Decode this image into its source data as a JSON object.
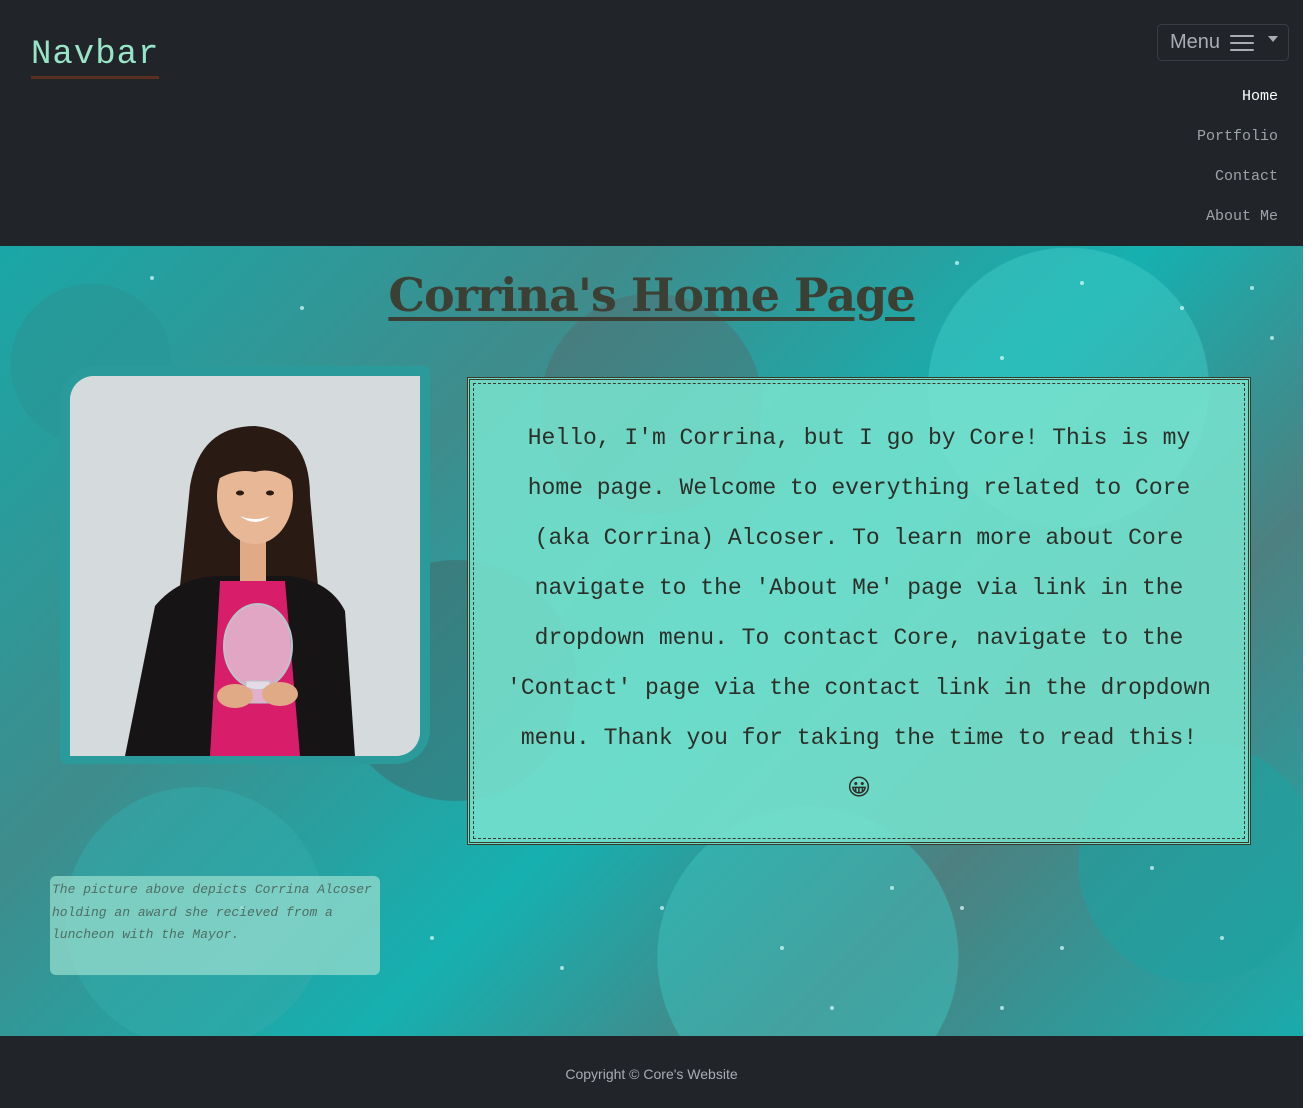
{
  "navbar": {
    "brand": "Navbar",
    "menu_label": "Menu",
    "menu_icon": "hamburger-icon",
    "links": [
      {
        "label": "Home",
        "active": true
      },
      {
        "label": "Portfolio",
        "active": false
      },
      {
        "label": "Contact",
        "active": false
      },
      {
        "label": "About Me",
        "active": false
      }
    ]
  },
  "main": {
    "title": "Corrina's Home Page",
    "intro": "Hello, I'm Corrina, but I go by Core! This is my home page. Welcome to everything related to Core (aka Corrina) Alcoser. To learn more about Core navigate to the 'About Me' page via link in the dropdown menu. To contact Core, navigate to the 'Contact' page via the contact link in the dropdown menu. Thank you for taking the time to read this!",
    "intro_emoji": "😀",
    "caption": "The picture above depicts Corrina Alcoser holding an award she recieved from a luncheon with the Mayor."
  },
  "footer": {
    "copyright": "Copyright © Core's Website"
  },
  "colors": {
    "nav_bg": "#212429",
    "brand": "#98e4c7",
    "intro_bg": "#78e1cd",
    "title": "#3c3f33"
  }
}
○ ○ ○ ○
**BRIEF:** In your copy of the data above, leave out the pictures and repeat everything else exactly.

**EXERCISE SOLUTION:**
Decode this image into its source data as a JSON object.
{
  "navbar": {
    "brand": "Navbar",
    "menu_label": "Menu",
    "menu_icon": "hamburger-icon",
    "links": [
      {
        "label": "Home",
        "active": true
      },
      {
        "label": "Portfolio",
        "active": false
      },
      {
        "label": "Contact",
        "active": false
      },
      {
        "label": "About Me",
        "active": false
      }
    ]
  },
  "main": {
    "title": "Corrina's Home Page",
    "intro": "Hello, I'm Corrina, but I go by Core! This is my home page. Welcome to everything related to Core (aka Corrina) Alcoser. To learn more about Core navigate to the 'About Me' page via link in the dropdown menu. To contact Core, navigate to the 'Contact' page via the contact link in the dropdown menu. Thank you for taking the time to read this!",
    "intro_emoji": "😀",
    "caption": "The picture above depicts Corrina Alcoser holding an award she recieved from a luncheon with the Mayor."
  },
  "footer": {
    "copyright": "Copyright © Core's Website"
  },
  "colors": {
    "nav_bg": "#212429",
    "brand": "#98e4c7",
    "intro_bg": "#78e1cd",
    "title": "#3c3f33"
  }
}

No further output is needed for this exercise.